Determine how many lines of the listing below hold the string "title". Reply only with the number.
(Beginning of PROVIDED MATERIAL)
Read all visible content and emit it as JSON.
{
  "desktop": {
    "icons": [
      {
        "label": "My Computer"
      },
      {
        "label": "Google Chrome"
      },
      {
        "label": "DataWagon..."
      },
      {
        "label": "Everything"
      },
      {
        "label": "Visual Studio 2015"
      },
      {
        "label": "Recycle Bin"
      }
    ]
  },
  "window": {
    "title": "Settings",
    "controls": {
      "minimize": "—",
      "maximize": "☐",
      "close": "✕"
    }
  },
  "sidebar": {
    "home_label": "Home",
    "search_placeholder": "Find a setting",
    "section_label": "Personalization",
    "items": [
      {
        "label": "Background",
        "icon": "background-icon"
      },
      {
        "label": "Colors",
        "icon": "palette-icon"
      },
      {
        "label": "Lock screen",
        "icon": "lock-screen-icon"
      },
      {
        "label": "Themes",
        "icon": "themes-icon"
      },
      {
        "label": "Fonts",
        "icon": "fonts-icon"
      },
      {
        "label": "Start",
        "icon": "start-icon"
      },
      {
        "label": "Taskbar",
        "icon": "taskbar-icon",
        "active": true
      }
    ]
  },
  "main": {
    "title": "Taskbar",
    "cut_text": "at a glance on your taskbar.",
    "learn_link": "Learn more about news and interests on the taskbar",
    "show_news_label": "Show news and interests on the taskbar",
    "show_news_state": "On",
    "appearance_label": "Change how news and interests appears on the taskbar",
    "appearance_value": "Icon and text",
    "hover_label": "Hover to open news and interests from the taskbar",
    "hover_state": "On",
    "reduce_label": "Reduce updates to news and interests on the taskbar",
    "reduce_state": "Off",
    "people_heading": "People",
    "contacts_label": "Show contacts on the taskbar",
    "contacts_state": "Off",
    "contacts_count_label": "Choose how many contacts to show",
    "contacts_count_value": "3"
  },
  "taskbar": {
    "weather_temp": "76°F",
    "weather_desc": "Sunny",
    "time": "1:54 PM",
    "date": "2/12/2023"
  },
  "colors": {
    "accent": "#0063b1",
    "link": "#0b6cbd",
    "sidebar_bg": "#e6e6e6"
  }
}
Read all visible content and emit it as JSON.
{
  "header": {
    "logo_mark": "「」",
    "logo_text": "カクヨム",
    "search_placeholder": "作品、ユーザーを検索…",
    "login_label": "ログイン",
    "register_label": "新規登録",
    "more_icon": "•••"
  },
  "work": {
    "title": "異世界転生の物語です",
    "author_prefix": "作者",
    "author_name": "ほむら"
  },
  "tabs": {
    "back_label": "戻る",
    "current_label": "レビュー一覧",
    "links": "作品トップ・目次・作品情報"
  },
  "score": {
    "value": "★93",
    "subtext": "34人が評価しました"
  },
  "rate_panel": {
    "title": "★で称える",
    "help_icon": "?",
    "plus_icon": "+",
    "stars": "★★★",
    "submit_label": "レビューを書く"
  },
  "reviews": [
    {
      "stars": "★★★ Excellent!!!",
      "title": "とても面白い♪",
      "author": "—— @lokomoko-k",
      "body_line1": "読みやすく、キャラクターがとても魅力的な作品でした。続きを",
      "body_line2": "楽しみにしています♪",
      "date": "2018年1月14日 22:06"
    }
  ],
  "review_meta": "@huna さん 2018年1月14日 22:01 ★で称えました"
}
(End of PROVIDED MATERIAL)
YOUR RESPONSE: 5